Instructions for the task:
Nothing in the records should differ when they are repeated. Restate them word for word.
#####
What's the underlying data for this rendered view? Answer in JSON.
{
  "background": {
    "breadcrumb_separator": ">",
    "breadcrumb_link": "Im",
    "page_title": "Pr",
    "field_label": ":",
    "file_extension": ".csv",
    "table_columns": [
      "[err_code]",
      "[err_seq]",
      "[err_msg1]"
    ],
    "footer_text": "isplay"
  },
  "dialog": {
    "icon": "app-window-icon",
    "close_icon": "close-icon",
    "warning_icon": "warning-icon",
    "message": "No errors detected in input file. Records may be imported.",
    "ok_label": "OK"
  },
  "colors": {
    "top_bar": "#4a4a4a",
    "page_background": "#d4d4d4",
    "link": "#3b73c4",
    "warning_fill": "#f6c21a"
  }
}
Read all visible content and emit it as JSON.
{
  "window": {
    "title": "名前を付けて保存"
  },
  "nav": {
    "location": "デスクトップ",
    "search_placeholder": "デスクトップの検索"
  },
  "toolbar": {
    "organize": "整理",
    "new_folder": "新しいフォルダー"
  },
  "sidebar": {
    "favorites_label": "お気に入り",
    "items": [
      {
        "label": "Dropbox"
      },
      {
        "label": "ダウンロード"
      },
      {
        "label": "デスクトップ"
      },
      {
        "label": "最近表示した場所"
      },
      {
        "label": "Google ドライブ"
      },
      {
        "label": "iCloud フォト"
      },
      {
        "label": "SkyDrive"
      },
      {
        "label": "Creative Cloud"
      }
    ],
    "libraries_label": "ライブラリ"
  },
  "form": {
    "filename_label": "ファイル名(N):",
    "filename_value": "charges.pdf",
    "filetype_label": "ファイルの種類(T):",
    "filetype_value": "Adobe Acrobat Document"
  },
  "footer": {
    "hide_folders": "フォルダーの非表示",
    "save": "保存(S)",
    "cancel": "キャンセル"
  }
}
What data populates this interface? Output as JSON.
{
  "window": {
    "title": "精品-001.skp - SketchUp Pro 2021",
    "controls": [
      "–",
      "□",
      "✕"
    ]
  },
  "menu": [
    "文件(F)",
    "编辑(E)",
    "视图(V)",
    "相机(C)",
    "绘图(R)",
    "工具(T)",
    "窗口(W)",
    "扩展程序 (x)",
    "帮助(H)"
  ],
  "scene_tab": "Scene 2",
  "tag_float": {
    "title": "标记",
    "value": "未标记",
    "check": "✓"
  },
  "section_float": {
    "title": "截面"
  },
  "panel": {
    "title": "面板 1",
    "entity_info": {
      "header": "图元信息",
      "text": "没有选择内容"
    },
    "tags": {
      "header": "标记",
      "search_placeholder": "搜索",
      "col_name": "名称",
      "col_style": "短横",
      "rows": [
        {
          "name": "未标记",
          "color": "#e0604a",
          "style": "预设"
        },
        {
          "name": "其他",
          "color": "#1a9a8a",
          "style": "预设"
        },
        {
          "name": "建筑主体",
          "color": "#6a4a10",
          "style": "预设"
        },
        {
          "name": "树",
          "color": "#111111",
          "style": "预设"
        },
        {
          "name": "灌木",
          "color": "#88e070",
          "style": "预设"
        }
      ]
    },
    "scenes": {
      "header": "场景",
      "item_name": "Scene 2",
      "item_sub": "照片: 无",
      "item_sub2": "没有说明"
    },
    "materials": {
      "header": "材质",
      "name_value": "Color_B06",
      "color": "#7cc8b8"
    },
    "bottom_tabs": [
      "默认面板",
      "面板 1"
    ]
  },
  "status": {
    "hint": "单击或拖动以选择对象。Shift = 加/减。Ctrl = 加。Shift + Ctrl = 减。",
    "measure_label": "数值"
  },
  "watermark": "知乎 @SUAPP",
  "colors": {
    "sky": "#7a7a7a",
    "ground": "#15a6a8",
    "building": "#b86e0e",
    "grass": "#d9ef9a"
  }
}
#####
Response to this task:
What's the underlying data for this rendered view? Answer in JSON.
{
  "background": {
    "breadcrumb_separator": ">",
    "breadcrumb_link": "Im",
    "page_title": "Pr",
    "field_label": ":",
    "file_extension": ".csv",
    "table_columns": [
      "[err_code]",
      "[err_seq]",
      "[err_msg1]"
    ],
    "footer_text": "isplay"
  },
  "dialog": {
    "icon": "app-window-icon",
    "close_icon": "close-icon",
    "warning_icon": "warning-icon",
    "message": "No errors detected in input file. Records may be imported.",
    "ok_label": "OK"
  },
  "colors": {
    "top_bar": "#4a4a4a",
    "page_background": "#d4d4d4",
    "link": "#3b73c4",
    "warning_fill": "#f6c21a"
  }
}
Read all visible content and emit it as JSON.
{
  "window": {
    "title": "名前を付けて保存"
  },
  "nav": {
    "location": "デスクトップ",
    "search_placeholder": "デスクトップの検索"
  },
  "toolbar": {
    "organize": "整理",
    "new_folder": "新しいフォルダー"
  },
  "sidebar": {
    "favorites_label": "お気に入り",
    "items": [
      {
        "label": "Dropbox"
      },
      {
        "label": "ダウンロード"
      },
      {
        "label": "デスクトップ"
      },
      {
        "label": "最近表示した場所"
      },
      {
        "label": "Google ドライブ"
      },
      {
        "label": "iCloud フォト"
      },
      {
        "label": "SkyDrive"
      },
      {
        "label": "Creative Cloud"
      }
    ],
    "libraries_label": "ライブラリ"
  },
  "form": {
    "filename_label": "ファイル名(N):",
    "filename_value": "charges.pdf",
    "filetype_label": "ファイルの種類(T):",
    "filetype_value": "Adobe Acrobat Document"
  },
  "footer": {
    "hide_folders": "フォルダーの非表示",
    "save": "保存(S)",
    "cancel": "キャンセル"
  }
}
What data populates this interface? Output as JSON.
{
  "window": {
    "title": "精品-001.skp - SketchUp Pro 2021",
    "controls": [
      "–",
      "□",
      "✕"
    ]
  },
  "menu": [
    "文件(F)",
    "编辑(E)",
    "视图(V)",
    "相机(C)",
    "绘图(R)",
    "工具(T)",
    "窗口(W)",
    "扩展程序 (x)",
    "帮助(H)"
  ],
  "scene_tab": "Scene 2",
  "tag_float": {
    "title": "标记",
    "value": "未标记",
    "check": "✓"
  },
  "section_float": {
    "title": "截面"
  },
  "panel": {
    "title": "面板 1",
    "entity_info": {
      "header": "图元信息",
      "text": "没有选择内容"
    },
    "tags": {
      "header": "标记",
      "search_placeholder": "搜索",
      "col_name": "名称",
      "col_style": "短横",
      "rows": [
        {
          "name": "未标记",
          "color": "#e0604a",
          "style": "预设"
        },
        {
          "name": "其他",
          "color": "#1a9a8a",
          "style": "预设"
        },
        {
          "name": "建筑主体",
          "color": "#6a4a10",
          "style": "预设"
        },
        {
          "name": "树",
          "color": "#111111",
          "style": "预设"
        },
        {
          "name": "灌木",
          "color": "#88e070",
          "style": "预设"
        }
      ]
    },
    "scenes": {
      "header": "场景",
      "item_name": "Scene 2",
      "item_sub": "照片: 无",
      "item_sub2": "没有说明"
    },
    "materials": {
      "header": "材质",
      "name_value": "Color_B06",
      "color": "#7cc8b8"
    },
    "bottom_tabs": [
      "默认面板",
      "面板 1"
    ]
  },
  "status": {
    "hint": "单击或拖动以选择对象。Shift = 加/减。Ctrl = 加。Shift + Ctrl = 减。",
    "measure_label": "数值"
  },
  "watermark": "知乎 @SUAPP",
  "colors": {
    "sky": "#7a7a7a",
    "ground": "#15a6a8",
    "building": "#b86e0e",
    "grass": "#d9ef9a"
  }
}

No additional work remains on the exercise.